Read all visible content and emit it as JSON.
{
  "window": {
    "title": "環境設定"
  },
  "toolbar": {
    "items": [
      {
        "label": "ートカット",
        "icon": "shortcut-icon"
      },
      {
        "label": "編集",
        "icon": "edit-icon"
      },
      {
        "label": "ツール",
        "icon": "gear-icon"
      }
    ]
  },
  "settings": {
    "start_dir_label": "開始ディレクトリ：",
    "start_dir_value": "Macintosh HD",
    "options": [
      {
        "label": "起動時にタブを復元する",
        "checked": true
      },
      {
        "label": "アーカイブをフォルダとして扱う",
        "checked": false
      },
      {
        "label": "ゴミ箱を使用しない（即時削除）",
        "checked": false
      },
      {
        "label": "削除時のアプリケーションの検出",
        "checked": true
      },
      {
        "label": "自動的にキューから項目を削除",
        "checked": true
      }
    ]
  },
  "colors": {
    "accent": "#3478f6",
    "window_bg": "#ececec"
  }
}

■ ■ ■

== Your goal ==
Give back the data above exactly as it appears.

== Response for this exercise ==
Read all visible content and emit it as JSON.
{
  "window": {
    "title": "環境設定"
  },
  "toolbar": {
    "items": [
      {
        "label": "ートカット",
        "icon": "shortcut-icon"
      },
      {
        "label": "編集",
        "icon": "edit-icon"
      },
      {
        "label": "ツール",
        "icon": "gear-icon"
      }
    ]
  },
  "settings": {
    "start_dir_label": "開始ディレクトリ：",
    "start_dir_value": "Macintosh HD",
    "options": [
      {
        "label": "起動時にタブを復元する",
        "checked": true
      },
      {
        "label": "アーカイブをフォルダとして扱う",
        "checked": false
      },
      {
        "label": "ゴミ箱を使用しない（即時削除）",
        "checked": false
      },
      {
        "label": "削除時のアプリケーションの検出",
        "checked": true
      },
      {
        "label": "自動的にキューから項目を削除",
        "checked": true
      }
    ]
  },
  "colors": {
    "accent": "#3478f6",
    "window_bg": "#ececec"
  }
}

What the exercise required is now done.